The two Ohio gubernatorial candidates have very different views on what’s happening with their state’s economy.
First, there’s incumbent Democrat Gov. Ted Strickland:
“In 2009, the Small Business & Entrepreneurship Council ranked Ohio 11th in the nation and 1st in the Midwest for overall business climate,” the governor said in a July 17 news release. We decided to take a closer look.
Strickland, who made the statement in response to a Kasich ad that blamed the governor for Ohio’s jobs losses, was referring to a December 2009 study entitled “Small Business Survival Index 2009: Ranking the Policy Environment for Entrepreneurship Across the Nation.” The study was produced by the Small Business and Entrepreneurship Council, or SBE, a trade group that represents small businesses and advocates for less government regulation.
Then, there’s John Kasich:
“How did we get here? Sloppy, no knowledge, tired, worn out, no ideas. Politics as usual. What do you do? You take a businesslike attitude. You have to serve the customer,” Mr. Kasich said.
As before in this hard-hitting gubernatorial campaign, the governor’s campaign and office staff were quick to return Mr. Kasich’s broadside, saying Mr. Strickland has cut taxes, trimmed bureaucracy, and positioned the state for business investment, while Mr. Kasich was looking out for Wall Street.[...]
Mr. Kasich said too many entities are doing job training and that Ohio spends too much money on school buildings and administration and not enough in the classroom. He said raising taxes is not the solution to the state’s deficit, but resisted detailing how he would balance the budget, which he portrayed as an expertise of his from his four years in the state Senate and 18 years in Congress, where he chaired the House Budget Committee. “People want to know the details of my plan. I don’t have the revenues,” he said. “If anybody really wants to know what my philosophy is, there’s 13 budgets. You can read them.”
So what exactly is going on in the state? The question’s fairly complicated, given that there’s enough data to support either conclusion, and enough studies already doing so that both candidates have a sizable arsenal to use. Fortunately, the Politifact article that Strickland’s quote came from has some interesting analysis:
Ohio does rank 11th overall in the 2009 SBE index. But whether Ohio is No. 1 in the Midwest depends on how you define the Midwest.
Strickland relies on the Ohio Business Development Coalition, which supports the state’s economic development efforts. In a news release, it defines the Midwest as Ohio, Indiana, Kentucky, Michigan, Illinois, Wisconsin and Minnesota.
The U.S. Census Bureau defines the Midwest differently. It doesn’t include Kentucky, which lands in the South, but it adds Iowa, Kansas, Missouri, Nebraska, North Dakota, and South Dakota.

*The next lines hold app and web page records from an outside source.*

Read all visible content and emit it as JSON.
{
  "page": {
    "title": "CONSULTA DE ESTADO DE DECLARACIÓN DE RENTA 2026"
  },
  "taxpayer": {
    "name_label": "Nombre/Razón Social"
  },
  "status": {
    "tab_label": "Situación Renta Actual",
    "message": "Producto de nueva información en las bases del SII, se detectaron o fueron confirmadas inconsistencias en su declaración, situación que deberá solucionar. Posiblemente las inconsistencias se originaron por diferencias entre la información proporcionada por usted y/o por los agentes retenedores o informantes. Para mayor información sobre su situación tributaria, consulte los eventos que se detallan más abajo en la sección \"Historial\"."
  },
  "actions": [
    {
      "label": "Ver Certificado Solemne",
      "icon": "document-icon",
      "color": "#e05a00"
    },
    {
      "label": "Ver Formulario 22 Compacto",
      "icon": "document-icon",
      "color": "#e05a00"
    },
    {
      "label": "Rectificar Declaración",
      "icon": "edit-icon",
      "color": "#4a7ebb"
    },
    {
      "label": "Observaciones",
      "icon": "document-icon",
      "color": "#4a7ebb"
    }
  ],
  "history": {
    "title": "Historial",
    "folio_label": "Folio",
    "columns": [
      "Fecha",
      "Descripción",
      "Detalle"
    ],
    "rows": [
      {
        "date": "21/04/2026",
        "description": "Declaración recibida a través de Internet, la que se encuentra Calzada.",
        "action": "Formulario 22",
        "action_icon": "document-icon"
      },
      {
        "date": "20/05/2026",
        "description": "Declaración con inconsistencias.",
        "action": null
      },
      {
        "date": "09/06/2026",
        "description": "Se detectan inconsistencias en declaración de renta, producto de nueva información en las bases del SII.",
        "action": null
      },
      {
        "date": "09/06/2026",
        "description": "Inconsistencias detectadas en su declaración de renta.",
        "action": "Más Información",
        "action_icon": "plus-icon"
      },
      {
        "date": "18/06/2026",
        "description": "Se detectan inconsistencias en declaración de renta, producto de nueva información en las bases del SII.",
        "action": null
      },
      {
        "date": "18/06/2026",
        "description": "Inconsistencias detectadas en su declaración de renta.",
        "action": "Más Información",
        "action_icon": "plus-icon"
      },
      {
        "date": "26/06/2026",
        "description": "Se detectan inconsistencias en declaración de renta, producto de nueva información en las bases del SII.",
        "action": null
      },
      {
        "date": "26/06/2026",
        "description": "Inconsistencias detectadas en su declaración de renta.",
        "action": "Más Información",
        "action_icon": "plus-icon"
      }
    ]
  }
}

Ohio still beats them all — except South Dakota. While Ohio is more likely to compete with nearby states, the Mount Rushmore State’s ranking tops SBE’s entire survey. One reason: South Dakota is among a handful of states without a personal income tax. Small business operators find that attractive because, as the SBE and other groups often point out, about 90 percent of them file taxes as individuals — sole proprietorships, partnerships and S-Corps — and don’t pay corporate income taxes.
Strickland’s critics like to cite the personal income tax rate, which is high compared to about half of the other states. The conservative Tax Foundation, which Kasich frequently points to, and others say Ohio’s personal income tax, coupled with local taxes, makes the overall tax burden unattractive to business. The Federation of Tax Administrators’ tally of total state and local tax burden ranks 29 states better than Ohio.
The real question is whether the state will seem amply business-friendly to voters.